Yesterday, I wrote about Bungie having to deal with the growing dissatisfaction it was seeing from Destiny's community. Part of the issue is that Bungie has no carrot to dangle in front of players; if reports are to be believed, even Bungie doesn't know what's coming next. That lack of roadmap is probably not sitting well with Bungie's Board of Directors, which is why today, some changes have been made.
Bungie has announced that former President Harold Ryan has stepped down from his position. In his place, chief operating officer Pete Parsons has been appointed as the new CEO.
"I want to personally thank Harold for his friendship, passion, hard work, and dedication in helping make Bungie the great company it is today. As a team, we celebrated many victories and weathered many storms," said Parsons in the announcement post.
"To the players of Destiny, I want you to know that my number one priority, and Bungie's, is and always has been to deliver great games that we can all share together. I believe that Destiny is a one-of-a-kind experience. I also believe you have yet to see our studio's best work. My new role here at the studio will be entirely focused on fulfilling that promise."
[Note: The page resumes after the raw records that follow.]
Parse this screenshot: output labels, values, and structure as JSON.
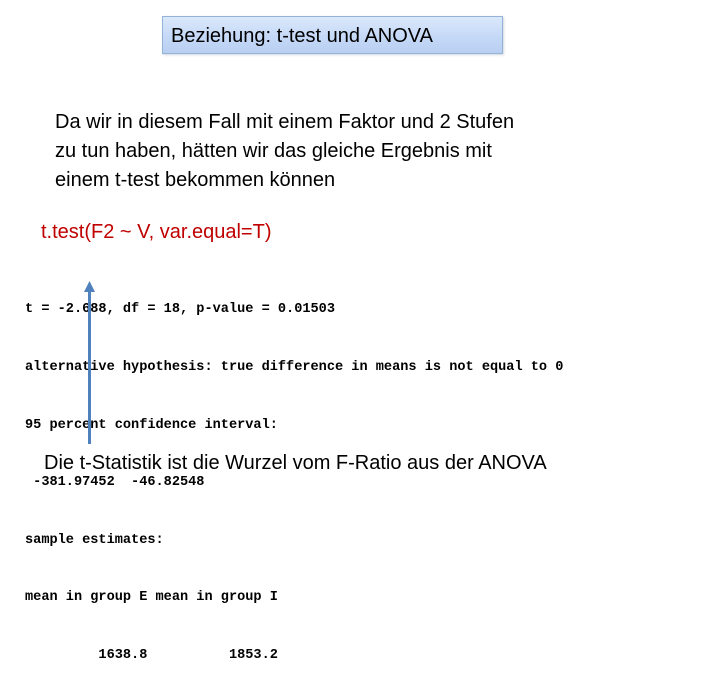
{
  "slide": {
    "title": "Beziehung: t-test und ANOVA",
    "intro_lines": [
      "Da wir in diesem Fall mit einem Faktor und 2 Stufen",
      "zu tun haben, hätten wir das gleiche Ergebnis mit",
      "einem t-test bekommen können"
    ],
    "command": "t.test(F2 ~ V, var.equal=T)",
    "output_lines": [
      "t = -2.688, df = 18, p-value = 0.01503",
      "alternative hypothesis: true difference in means is not equal to 0",
      "95 percent confidence interval:",
      " -381.97452  -46.82548",
      "sample estimates:",
      "mean in group E mean in group I",
      "         1638.8          1853.2"
    ],
    "conclusion": "Die t-Statistik ist die Wurzel vom F-Ratio aus der ANOVA",
    "colors": {
      "command": "#c00000",
      "arrow": "#4f81bd",
      "title_box_border": "#95b3d7",
      "title_box_fill": "#c5d9f7"
    }
  }
}
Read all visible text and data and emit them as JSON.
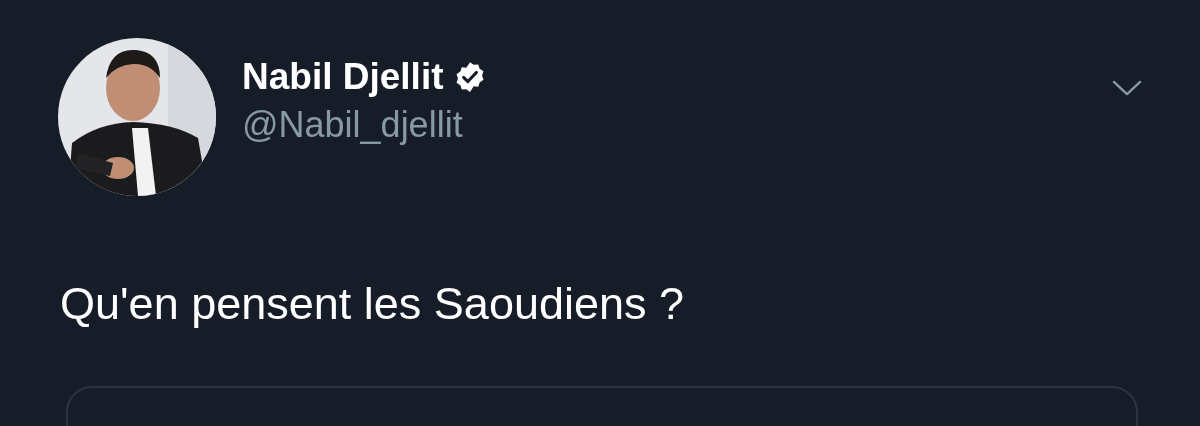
{
  "tweet": {
    "author": {
      "name": "Nabil Djellit",
      "verified": true,
      "handle": "@Nabil_djellit"
    },
    "text": "Qu'en pensent les Saoudiens ?",
    "quoted_card": {
      "kind": "card"
    }
  }
}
Given the ongoing reports of Destiny's issues and the general feeling in the community over a lack of meaningful content, this looks to be part symbolic gesture. With major companies, it's not uncommon to see a lead executive or manager in a time of crisis leave. (Google "executive falls on sword" to see examples.) This is partially for catharsis: those outside of the team or company get the feeling that problems have been addressed and with new management comes the feeling of a fresh new start, despite the fact that the rest of the organization remains largely intact.
To get an idea of how bad things must be, realize that Harold Ryan has been studio head or president of Bungie for 16 years. He is directly responsible for building Bungie into the company that it is today. His departure points to the fundamental issues behind Destiny being as bad as the Kotaku reports, or worse.
There's also some who probably blame Ryan for the issues that started within the developer once it signed a deal with Activision. Composer Marty O'Donnell was ejected from the Destiny project in April 2014 and he later filed a lawsuit against Bungie and Ryan (Yeah, not just the company) over unpaid time and benefits after his termination without explanation. He won that case in September of 2015.
Longtime Halo writer Joseph Staten left the company in 2013, in the middle of Destiny's development. Another Kotaku report alleges that Staten left because studio leadership threw out to story he had crafted with his writing team.
They're not the only ones though. Staten's co-writer Joshua Rubin left in September 2014 to go work for Telltale. Senior designer Josh Hamrick left the company in March 2015 to go work for Bethesda. We don't know the reason behind their departures though, as developers sometimes simply find greener pastures elsewhere.
There's no indication as to how much of a difference Parsons' appointment will have on Bungie and Destiny, but it's likely that the developer is going to be looking at where it's gone wrong in the past. I'd expect a new content roadmap for Destiny sooner rather than later.